Source material below:

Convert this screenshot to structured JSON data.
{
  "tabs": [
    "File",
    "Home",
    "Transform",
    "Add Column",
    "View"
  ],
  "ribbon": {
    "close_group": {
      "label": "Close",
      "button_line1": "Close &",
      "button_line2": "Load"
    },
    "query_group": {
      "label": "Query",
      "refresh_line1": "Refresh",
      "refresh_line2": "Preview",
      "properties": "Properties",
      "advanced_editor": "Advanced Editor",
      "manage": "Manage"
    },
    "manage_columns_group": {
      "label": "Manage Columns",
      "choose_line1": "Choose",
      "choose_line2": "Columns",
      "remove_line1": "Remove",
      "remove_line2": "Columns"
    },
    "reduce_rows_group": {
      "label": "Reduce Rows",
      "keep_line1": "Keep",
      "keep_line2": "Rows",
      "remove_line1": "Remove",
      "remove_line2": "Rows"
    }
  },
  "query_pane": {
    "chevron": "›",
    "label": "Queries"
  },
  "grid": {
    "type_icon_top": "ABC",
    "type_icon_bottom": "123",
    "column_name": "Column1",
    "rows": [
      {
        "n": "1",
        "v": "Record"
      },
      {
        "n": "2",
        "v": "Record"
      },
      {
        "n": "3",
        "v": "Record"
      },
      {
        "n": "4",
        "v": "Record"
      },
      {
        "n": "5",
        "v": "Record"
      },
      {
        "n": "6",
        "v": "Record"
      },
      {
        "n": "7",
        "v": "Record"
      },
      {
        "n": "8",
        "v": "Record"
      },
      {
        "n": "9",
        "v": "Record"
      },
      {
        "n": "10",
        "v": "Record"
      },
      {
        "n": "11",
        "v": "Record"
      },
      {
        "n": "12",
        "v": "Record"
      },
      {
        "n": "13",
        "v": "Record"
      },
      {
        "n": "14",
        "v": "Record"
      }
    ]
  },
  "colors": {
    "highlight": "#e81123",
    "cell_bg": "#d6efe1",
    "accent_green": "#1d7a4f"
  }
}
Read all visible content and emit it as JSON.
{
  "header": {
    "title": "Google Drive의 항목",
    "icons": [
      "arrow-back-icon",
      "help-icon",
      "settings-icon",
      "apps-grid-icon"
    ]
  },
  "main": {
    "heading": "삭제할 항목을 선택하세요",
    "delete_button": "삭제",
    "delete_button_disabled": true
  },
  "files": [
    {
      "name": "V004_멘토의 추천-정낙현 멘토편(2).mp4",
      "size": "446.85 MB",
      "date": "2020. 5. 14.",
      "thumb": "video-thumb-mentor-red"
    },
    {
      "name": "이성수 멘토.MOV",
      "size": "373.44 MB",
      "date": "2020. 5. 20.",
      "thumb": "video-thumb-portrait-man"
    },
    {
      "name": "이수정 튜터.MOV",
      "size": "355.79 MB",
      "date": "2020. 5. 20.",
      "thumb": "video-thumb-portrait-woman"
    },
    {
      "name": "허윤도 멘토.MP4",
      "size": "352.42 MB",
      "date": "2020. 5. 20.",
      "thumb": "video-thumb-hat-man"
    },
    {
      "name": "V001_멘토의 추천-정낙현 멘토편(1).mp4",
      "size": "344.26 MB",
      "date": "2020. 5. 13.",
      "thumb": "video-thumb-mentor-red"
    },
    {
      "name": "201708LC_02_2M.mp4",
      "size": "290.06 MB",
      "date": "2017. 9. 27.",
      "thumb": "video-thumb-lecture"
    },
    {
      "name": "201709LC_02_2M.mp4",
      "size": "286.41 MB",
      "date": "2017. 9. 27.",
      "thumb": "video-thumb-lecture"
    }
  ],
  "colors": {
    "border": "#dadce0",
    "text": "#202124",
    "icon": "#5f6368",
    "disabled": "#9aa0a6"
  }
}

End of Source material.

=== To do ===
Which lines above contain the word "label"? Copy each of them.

=== Answer space ===
      "label": "Close",
      "label": "Query",
      "label": "Manage Columns",
      "label": "Reduce Rows",
    "label": "Queries"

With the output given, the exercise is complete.